Some other considerations include: How will Israel solve its many environmental, economic and other domestic problems without a proper resolution of the current conflicts? How will Israel remain both a Jewish and a democratic state if it maintains the West Bank?
Rather than stressing obstacles to a resolution and seeing issues in terms of good versus evil while the situation worsens, isn’t it better to seek common ground and solutions?
At a time when the world is rapidly approaching an unprecedented catastrophe from global warming and other environmental threats and is attempting to get out of the greatest recession since the Great Depression, wouldn’t it be helpful if the world’s attention could be focused on these issues rather than conflicts in the Middle East and other areas? RICHARD H. SCHWARTZ Staten Island
Sir, – Iser Miller was born approximately 1890 in the city of Kovel, which is now a part of the Ukraine Republic.
Around 1910, he fled to the US because he was a communist, and the
police looked for him to put him in prison. In doing so, he left his
wife, two young daughters and the rest of the family – including my
grandfather Yehuda, his younger brother.
Later on, his wife passed away, and Iser arranged for the two daughters
to brought to him to the US. As far as we know, he remarried and
probably had three children from his second wife, whose name we don’t
One of these children was maybe a painter who lived in San Francisco.

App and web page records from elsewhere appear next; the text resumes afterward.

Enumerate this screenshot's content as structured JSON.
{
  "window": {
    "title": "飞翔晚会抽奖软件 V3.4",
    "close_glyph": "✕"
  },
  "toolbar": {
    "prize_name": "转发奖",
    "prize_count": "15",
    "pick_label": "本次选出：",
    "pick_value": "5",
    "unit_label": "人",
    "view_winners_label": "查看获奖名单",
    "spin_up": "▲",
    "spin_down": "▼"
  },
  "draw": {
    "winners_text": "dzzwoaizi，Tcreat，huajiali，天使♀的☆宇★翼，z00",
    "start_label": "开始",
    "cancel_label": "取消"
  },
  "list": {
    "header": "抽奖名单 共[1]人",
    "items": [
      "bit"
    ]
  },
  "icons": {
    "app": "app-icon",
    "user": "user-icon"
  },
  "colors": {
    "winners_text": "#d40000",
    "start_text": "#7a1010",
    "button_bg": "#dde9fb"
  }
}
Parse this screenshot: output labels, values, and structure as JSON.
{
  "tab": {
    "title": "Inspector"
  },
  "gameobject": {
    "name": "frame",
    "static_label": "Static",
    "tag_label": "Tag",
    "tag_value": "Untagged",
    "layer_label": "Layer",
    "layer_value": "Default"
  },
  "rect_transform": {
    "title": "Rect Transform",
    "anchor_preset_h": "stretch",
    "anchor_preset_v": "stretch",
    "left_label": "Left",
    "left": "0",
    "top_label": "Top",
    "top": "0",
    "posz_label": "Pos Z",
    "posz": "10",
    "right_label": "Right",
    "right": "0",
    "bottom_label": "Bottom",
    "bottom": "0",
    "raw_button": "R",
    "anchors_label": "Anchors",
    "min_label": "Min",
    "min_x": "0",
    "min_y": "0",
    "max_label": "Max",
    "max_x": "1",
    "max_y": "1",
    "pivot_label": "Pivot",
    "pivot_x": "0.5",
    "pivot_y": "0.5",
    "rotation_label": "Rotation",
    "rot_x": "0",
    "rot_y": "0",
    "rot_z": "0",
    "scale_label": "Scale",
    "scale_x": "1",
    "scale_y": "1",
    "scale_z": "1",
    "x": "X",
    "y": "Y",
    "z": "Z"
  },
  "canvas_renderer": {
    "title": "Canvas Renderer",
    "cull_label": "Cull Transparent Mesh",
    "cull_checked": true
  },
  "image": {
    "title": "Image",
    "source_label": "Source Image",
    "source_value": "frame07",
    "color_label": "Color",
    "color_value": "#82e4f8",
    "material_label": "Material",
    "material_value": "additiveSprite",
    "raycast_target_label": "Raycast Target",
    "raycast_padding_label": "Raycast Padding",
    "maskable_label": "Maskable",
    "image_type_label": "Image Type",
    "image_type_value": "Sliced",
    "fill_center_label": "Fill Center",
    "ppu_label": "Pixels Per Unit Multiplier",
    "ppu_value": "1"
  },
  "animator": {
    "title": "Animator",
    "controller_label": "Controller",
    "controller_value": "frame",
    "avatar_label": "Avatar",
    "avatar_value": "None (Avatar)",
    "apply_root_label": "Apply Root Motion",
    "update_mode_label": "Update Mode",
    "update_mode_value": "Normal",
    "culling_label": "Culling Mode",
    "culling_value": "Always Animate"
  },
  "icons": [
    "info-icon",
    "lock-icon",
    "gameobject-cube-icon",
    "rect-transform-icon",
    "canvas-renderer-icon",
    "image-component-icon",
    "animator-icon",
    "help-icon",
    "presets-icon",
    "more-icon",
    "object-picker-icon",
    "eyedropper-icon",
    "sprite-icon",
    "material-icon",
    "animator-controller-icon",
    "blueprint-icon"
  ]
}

We are looking for Iser’s descendants from his second wife. If anyone
has any information, please share it with me. It would be much